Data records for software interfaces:
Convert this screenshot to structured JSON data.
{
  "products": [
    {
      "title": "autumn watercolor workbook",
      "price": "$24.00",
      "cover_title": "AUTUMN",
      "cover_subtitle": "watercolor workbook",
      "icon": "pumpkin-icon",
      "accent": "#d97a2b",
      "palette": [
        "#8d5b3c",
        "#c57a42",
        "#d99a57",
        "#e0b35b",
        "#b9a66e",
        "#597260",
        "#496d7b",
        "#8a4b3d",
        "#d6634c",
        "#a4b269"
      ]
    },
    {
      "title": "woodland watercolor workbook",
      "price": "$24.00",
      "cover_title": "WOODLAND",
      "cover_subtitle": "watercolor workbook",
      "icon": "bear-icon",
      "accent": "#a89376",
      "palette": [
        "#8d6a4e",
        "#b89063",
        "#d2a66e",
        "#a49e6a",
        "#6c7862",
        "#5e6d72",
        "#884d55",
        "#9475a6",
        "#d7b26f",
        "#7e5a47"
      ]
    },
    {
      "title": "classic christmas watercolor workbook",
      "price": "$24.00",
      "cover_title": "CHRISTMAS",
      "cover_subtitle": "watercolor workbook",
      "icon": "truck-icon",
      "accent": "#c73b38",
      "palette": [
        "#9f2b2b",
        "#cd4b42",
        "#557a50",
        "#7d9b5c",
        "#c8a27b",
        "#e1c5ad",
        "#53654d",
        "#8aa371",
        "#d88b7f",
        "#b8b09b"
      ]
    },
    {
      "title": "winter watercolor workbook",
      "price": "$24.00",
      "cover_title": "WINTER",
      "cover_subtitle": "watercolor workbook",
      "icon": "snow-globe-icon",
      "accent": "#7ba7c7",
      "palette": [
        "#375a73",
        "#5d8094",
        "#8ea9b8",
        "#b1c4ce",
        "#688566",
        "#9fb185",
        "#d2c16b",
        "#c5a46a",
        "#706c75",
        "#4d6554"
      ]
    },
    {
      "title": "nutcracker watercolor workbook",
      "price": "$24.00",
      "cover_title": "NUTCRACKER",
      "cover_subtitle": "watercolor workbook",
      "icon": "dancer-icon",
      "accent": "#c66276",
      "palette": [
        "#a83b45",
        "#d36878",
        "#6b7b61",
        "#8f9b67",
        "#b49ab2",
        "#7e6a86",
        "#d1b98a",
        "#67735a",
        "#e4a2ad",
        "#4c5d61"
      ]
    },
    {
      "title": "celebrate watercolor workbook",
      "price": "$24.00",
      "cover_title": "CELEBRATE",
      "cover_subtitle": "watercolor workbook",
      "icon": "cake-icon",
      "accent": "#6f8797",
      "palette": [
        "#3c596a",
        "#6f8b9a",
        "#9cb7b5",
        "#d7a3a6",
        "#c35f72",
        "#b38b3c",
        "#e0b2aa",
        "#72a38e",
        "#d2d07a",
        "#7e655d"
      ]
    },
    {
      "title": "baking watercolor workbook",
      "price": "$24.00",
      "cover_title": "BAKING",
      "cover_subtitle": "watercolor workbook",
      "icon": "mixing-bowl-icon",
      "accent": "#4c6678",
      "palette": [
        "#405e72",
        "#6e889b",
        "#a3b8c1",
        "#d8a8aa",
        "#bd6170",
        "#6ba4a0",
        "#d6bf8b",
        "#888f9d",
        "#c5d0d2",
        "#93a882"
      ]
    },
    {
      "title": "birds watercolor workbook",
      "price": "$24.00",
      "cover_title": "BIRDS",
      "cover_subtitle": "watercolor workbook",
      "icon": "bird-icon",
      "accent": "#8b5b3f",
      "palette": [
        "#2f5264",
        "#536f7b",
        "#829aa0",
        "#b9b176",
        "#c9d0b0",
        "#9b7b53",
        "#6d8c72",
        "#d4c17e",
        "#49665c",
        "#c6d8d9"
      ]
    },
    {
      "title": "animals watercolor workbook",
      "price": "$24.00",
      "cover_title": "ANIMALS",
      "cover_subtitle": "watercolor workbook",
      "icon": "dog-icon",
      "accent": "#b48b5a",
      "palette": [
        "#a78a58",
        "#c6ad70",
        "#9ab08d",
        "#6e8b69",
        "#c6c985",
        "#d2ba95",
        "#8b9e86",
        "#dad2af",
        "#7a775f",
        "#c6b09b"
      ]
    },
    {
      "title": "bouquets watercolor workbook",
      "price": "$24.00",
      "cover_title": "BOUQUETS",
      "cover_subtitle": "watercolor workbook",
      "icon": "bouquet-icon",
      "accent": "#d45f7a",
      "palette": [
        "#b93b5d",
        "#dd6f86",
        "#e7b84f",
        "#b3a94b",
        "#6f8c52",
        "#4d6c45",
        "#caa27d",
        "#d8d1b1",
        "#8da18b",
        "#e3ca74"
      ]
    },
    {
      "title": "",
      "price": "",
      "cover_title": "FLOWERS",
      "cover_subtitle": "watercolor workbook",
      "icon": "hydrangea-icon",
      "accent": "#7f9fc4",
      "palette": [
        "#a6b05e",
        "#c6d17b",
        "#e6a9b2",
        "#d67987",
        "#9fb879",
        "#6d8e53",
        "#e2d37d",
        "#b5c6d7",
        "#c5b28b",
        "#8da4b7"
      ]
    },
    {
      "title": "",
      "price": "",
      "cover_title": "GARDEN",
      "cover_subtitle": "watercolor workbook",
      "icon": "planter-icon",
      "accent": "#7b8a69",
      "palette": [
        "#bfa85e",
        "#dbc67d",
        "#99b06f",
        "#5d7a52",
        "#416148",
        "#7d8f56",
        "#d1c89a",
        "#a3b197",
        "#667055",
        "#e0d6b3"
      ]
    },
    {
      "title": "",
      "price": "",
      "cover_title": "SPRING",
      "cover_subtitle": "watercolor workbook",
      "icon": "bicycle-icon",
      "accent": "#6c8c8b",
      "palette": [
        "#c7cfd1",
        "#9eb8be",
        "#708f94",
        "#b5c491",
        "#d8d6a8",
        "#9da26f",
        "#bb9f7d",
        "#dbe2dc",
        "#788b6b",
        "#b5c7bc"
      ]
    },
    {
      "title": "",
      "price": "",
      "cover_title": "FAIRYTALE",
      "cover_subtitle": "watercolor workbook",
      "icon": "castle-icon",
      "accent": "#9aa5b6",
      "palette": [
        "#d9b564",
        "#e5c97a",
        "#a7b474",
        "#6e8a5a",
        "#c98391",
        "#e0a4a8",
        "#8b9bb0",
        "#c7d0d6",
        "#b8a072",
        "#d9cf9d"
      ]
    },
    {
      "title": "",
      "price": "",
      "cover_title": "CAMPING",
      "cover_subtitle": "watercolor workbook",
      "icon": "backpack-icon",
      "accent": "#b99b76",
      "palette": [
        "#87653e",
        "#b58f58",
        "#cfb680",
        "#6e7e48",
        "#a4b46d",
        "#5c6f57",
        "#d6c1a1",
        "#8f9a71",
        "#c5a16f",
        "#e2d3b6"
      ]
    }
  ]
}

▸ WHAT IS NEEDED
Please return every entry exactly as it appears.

▸ TASK ANSWER
Convert this screenshot to structured JSON data.
{
  "products": [
    {
      "title": "autumn watercolor workbook",
      "price": "$24.00",
      "cover_title": "AUTUMN",
      "cover_subtitle": "watercolor workbook",
      "icon": "pumpkin-icon",
      "accent": "#d97a2b",
      "palette": [
        "#8d5b3c",
        "#c57a42",
        "#d99a57",
        "#e0b35b",
        "#b9a66e",
        "#597260",
        "#496d7b",
        "#8a4b3d",
        "#d6634c",
        "#a4b269"
      ]
    },
    {
      "title": "woodland watercolor workbook",
      "price": "$24.00",
      "cover_title": "WOODLAND",
      "cover_subtitle": "watercolor workbook",
      "icon": "bear-icon",
      "accent": "#a89376",
      "palette": [
        "#8d6a4e",
        "#b89063",
        "#d2a66e",
        "#a49e6a",
        "#6c7862",
        "#5e6d72",
        "#884d55",
        "#9475a6",
        "#d7b26f",
        "#7e5a47"
      ]
    },
    {
      "title": "classic christmas watercolor workbook",
      "price": "$24.00",
      "cover_title": "CHRISTMAS",
      "cover_subtitle": "watercolor workbook",
      "icon": "truck-icon",
      "accent": "#c73b38",
      "palette": [
        "#9f2b2b",
        "#cd4b42",
        "#557a50",
        "#7d9b5c",
        "#c8a27b",
        "#e1c5ad",
        "#53654d",
        "#8aa371",
        "#d88b7f",
        "#b8b09b"
      ]
    },
    {
      "title": "winter watercolor workbook",
      "price": "$24.00",
      "cover_title": "WINTER",
      "cover_subtitle": "watercolor workbook",
      "icon": "snow-globe-icon",
      "accent": "#7ba7c7",
      "palette": [
        "#375a73",
        "#5d8094",
        "#8ea9b8",
        "#b1c4ce",
        "#688566",
        "#9fb185",
        "#d2c16b",
        "#c5a46a",
        "#706c75",
        "#4d6554"
      ]
    },
    {
      "title": "nutcracker watercolor workbook",
      "price": "$24.00",
      "cover_title": "NUTCRACKER",
      "cover_subtitle": "watercolor workbook",
      "icon": "dancer-icon",
      "accent": "#c66276",
      "palette": [
        "#a83b45",
        "#d36878",
        "#6b7b61",
        "#8f9b67",
        "#b49ab2",
        "#7e6a86",
        "#d1b98a",
        "#67735a",
        "#e4a2ad",
        "#4c5d61"
      ]
    },
    {
      "title": "celebrate watercolor workbook",
      "price": "$24.00",
      "cover_title": "CELEBRATE",
      "cover_subtitle": "watercolor workbook",
      "icon": "cake-icon",
      "accent": "#6f8797",
      "palette": [
        "#3c596a",
        "#6f8b9a",
        "#9cb7b5",
        "#d7a3a6",
        "#c35f72",
        "#b38b3c",
        "#e0b2aa",
        "#72a38e",
        "#d2d07a",
        "#7e655d"
      ]
    },
    {
      "title": "baking watercolor workbook",
      "price": "$24.00",
      "cover_title": "BAKING",
      "cover_subtitle": "watercolor workbook",
      "icon": "mixing-bowl-icon",
      "accent": "#4c6678",
      "palette": [
        "#405e72",
        "#6e889b",
        "#a3b8c1",
        "#d8a8aa",
        "#bd6170",
        "#6ba4a0",
        "#d6bf8b",
        "#888f9d",
        "#c5d0d2",
        "#93a882"
      ]
    },
    {
      "title": "birds watercolor workbook",
      "price": "$24.00",
      "cover_title": "BIRDS",
      "cover_subtitle": "watercolor workbook",
      "icon": "bird-icon",
      "accent": "#8b5b3f",
      "palette": [
        "#2f5264",
        "#536f7b",
        "#829aa0",
        "#b9b176",
        "#c9d0b0",
        "#9b7b53",
        "#6d8c72",
        "#d4c17e",
        "#49665c",
        "#c6d8d9"
      ]
    },
    {
      "title": "animals watercolor workbook",
      "price": "$24.00",
      "cover_title": "ANIMALS",
      "cover_subtitle": "watercolor workbook",
      "icon": "dog-icon",
      "accent": "#b48b5a",
      "palette": [
        "#a78a58",
        "#c6ad70",
        "#9ab08d",
        "#6e8b69",
        "#c6c985",
        "#d2ba95",
        "#8b9e86",
        "#dad2af",
        "#7a775f",
        "#c6b09b"
      ]
    },
    {
      "title": "bouquets watercolor workbook",
      "price": "$24.00",
      "cover_title": "BOUQUETS",
      "cover_subtitle": "watercolor workbook",
      "icon": "bouquet-icon",
      "accent": "#d45f7a",
      "palette": [
        "#b93b5d",
        "#dd6f86",
        "#e7b84f",
        "#b3a94b",
        "#6f8c52",
        "#4d6c45",
        "#caa27d",
        "#d8d1b1",
        "#8da18b",
        "#e3ca74"
      ]
    },
    {
      "title": "",
      "price": "",
      "cover_title": "FLOWERS",
      "cover_subtitle": "watercolor workbook",
      "icon": "hydrangea-icon",
      "accent": "#7f9fc4",
      "palette": [
        "#a6b05e",
        "#c6d17b",
        "#e6a9b2",
        "#d67987",
        "#9fb879",
        "#6d8e53",
        "#e2d37d",
        "#b5c6d7",
        "#c5b28b",
        "#8da4b7"
      ]
    },
    {
      "title": "",
      "price": "",
      "cover_title": "GARDEN",
      "cover_subtitle": "watercolor workbook",
      "icon": "planter-icon",
      "accent": "#7b8a69",
      "palette": [
        "#bfa85e",
        "#dbc67d",
        "#99b06f",
        "#5d7a52",
        "#416148",
        "#7d8f56",
        "#d1c89a",
        "#a3b197",
        "#667055",
        "#e0d6b3"
      ]
    },
    {
      "title": "",
      "price": "",
      "cover_title": "SPRING",
      "cover_subtitle": "watercolor workbook",
      "icon": "bicycle-icon",
      "accent": "#6c8c8b",
      "palette": [
        "#c7cfd1",
        "#9eb8be",
        "#708f94",
        "#b5c491",
        "#d8d6a8",
        "#9da26f",
        "#bb9f7d",
        "#dbe2dc",
        "#788b6b",
        "#b5c7bc"
      ]
    },
    {
      "title": "",
      "price": "",
      "cover_title": "FAIRYTALE",
      "cover_subtitle": "watercolor workbook",
      "icon": "castle-icon",
      "accent": "#9aa5b6",
      "palette": [
        "#d9b564",
        "#e5c97a",
        "#a7b474",
        "#6e8a5a",
        "#c98391",
        "#e0a4a8",
        "#8b9bb0",
        "#c7d0d6",
        "#b8a072",
        "#d9cf9d"
      ]
    },
    {
      "title": "",
      "price": "",
      "cover_title": "CAMPING",
      "cover_subtitle": "watercolor workbook",
      "icon": "backpack-icon",
      "accent": "#b99b76",
      "palette": [
        "#87653e",
        "#b58f58",
        "#cfb680",
        "#6e7e48",
        "#a4b46d",
        "#5c6f57",
        "#d6c1a1",
        "#8f9a71",
        "#c5a16f",
        "#e2d3b6"
      ]
    }
  ]
}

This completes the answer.